**Task instructions**
Every line below that has the string "location" adds one to the count. Give that count by itself.

==== Material for this task

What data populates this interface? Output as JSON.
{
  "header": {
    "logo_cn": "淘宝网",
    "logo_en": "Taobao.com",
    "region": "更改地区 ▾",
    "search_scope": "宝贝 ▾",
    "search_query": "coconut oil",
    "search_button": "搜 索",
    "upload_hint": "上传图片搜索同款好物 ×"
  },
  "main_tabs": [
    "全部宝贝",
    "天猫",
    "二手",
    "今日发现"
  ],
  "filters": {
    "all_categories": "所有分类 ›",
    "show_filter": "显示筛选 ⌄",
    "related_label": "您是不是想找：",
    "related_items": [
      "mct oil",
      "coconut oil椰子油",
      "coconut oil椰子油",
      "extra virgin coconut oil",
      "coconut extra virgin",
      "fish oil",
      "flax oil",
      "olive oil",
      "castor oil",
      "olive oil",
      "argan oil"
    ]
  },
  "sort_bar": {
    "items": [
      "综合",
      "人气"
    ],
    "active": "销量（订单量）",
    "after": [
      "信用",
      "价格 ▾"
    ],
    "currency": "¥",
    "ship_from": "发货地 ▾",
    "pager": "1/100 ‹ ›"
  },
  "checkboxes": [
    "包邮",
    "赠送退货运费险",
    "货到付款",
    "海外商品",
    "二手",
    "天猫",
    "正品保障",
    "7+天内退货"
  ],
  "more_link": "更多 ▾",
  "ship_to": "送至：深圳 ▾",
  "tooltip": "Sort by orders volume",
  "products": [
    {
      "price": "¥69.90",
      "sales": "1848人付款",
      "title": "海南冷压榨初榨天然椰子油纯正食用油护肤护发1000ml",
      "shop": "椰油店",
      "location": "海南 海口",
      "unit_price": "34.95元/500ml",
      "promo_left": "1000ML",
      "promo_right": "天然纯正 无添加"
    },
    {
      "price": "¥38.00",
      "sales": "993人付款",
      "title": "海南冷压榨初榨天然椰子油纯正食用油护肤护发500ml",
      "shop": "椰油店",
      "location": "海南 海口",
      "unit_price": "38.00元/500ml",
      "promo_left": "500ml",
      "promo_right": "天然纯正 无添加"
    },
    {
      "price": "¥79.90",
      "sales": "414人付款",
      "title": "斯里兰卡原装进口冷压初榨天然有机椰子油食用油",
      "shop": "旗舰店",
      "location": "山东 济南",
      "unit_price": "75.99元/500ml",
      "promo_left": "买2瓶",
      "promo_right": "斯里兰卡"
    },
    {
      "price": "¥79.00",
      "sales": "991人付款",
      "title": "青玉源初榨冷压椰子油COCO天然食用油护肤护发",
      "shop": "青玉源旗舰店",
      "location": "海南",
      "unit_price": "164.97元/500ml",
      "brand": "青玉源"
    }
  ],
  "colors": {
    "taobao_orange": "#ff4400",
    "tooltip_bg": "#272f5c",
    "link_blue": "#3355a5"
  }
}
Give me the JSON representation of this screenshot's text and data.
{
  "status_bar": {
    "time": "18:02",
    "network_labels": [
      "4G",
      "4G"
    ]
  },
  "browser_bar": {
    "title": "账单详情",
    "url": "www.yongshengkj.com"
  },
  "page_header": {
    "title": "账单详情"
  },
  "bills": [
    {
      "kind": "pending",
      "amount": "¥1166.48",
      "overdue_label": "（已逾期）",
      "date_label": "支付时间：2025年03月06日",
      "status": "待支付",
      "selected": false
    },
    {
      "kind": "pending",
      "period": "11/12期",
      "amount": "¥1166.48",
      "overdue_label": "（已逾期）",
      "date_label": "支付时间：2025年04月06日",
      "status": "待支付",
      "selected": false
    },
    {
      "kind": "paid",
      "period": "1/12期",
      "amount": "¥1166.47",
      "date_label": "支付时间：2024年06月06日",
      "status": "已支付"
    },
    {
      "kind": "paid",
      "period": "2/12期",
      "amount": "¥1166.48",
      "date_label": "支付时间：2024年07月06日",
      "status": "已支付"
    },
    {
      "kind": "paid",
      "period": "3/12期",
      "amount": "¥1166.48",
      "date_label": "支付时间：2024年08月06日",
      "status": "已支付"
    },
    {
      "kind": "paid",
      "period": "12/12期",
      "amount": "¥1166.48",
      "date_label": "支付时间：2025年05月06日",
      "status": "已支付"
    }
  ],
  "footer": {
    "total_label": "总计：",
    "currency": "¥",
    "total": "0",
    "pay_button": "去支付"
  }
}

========

**Response to this exercise**
4